The Brexit referendum was held in June 2016. Yet thirty-three months since the vote, the government has no coherent plan. Parliament has not been able to gather a majority for any strategy. Polarisation has been steadily increasing in wider society. And it is proposed that the EU perpetuate this situation by significantly postponing the Article 50 deadline? A short extension is sensible but to draw the process out for much longer would be a grave error.
Everyone has their share of responsibility in this fiasco. On the British side, with some brilliant exceptions, the political class has been abysmally incompetent. The prime minister set contradictory red lines. Many Conservative personalities are concerned primarily with their own careers. Labour’s position is also incoherent. And after its first set of indicative votes, the House of Commons was still unable to support a solution. Europe is negotiating with a partner which incredibly has still not defined what it wants.
On the European side there is less nonsense, but still there has been hypocrisy. “We did everything we could,” the government leaders say hand on heart. It’s false. The European Union started the negotiation by saying that it would first negotiate an exit agreement without addressing the future relationship.
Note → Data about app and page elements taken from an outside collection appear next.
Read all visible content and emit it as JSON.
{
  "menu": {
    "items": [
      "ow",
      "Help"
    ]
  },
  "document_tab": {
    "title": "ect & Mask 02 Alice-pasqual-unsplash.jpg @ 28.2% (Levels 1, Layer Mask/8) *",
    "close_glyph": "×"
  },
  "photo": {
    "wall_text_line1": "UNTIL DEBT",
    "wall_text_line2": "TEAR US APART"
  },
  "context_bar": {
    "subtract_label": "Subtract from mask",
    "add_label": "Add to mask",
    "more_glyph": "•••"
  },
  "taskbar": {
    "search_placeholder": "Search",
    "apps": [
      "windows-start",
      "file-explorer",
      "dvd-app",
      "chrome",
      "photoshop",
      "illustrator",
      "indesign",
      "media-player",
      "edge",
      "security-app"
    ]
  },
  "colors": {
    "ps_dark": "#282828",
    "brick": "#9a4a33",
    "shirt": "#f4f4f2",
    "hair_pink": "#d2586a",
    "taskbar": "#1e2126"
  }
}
Then it did the exact opposite, and incorporated provisions on the future into an agreement on the past. Naturally, this pollutes the whole negotiation. The text is legally dubious and the EU could pay hugely for this mistake later. Rather than behaving like pernickety bean counters, they should have focussed on the bigger questions.
What now? A small technical postponement of Article 50, until the end of May or June, creates few problems, and has to be accepted. A big one, from four to 21 months, however, creates many. The first impact will come from the UK’s participation in the European elections. The British seats have already been redistributed to other countries, meaning there would have to be painful adjustments. Brexit will naturally become part of the electoral campaign in all member states, will feed the populist wave, and displace debate about other matters. Additionally, governments could soon find themselves negotiating all current European issues (beginning with the new budget) with someone as trustworthy as prime minister Boris Johnson.
The most painful part of Brexit, however, is the uncertainty, and the damage done to the economy and people’s lives. This stasis has been immensely harmful and a long extension would only make things worse.
Thanks to the constant British paralysis since 2016, costs have steadily increased. Corporations have been left in the dark and had to stockpile massively. On the continent, it was necessary to prepare for the sudden appearance of customs controls at all British borders. All this is now causing considerable expense. Preparation for Brexit has itself become an industry, which weakens all others. To these visible costs, we must now add others such as lost investments and employment. Growth is falling sharply in Europe, say the IMF, the OECD and the ECB. Brexit contributes to this. In addition, four million residents in the EU and the UK, largely forgotten, have lived the last 33 months in fear about their fate. Postponement will not mean a return to normal, but on the contrary an aggravation of these damages.
It cannot go on like this. This uncertainty must stop. People and business in the EU need an operational decision from the UK parliament. There are in reality three possible clear decisions: a) the approval of May’s deal, b) the approval of the Withdrawal Agreement with a revised political declaration, c) a definitive revocation. The other options offer no certainty. An election with two dysfunctional parties will probably not bring closure, and neither will a referendum (which will probably require an election, and certainly a legal process, and which will not be conclusive in the event of a narrow Remain win). Both the UK and EU authorities should beware now the possibility of substantial legal challenges for misadministration. No public authority can keep millions of persons in limbo eternally without any serious reason.
Article 50 has often been criticised for its poor drafting. The two-year deadline however was not created by happenstance. The drafters anticipated—rightly, it seems—that such a negotiation would destabilise the Union. It was thus imperative to limit its length. (Your author was then working with vice president JL Dehaene in the 2002 European Convention). After nearly three years, it is high time to stop this destabilisation. Postponing Article 50 again will bring nothing concrete, and only allow the radicals on both sides to regroup for new fights.
Members of parliament are paid to take responsibility. Those in London should stop behaving like spoiled children and make an adult choice. The best way for the EU to convince them is to warn clearly that without a swift agreement and legislation allowing an exit from the crisis, the cliff edge will become very real. No deal should be prevented if possible, but not at any price. For the EU, better a chaotic ending than endless chaos.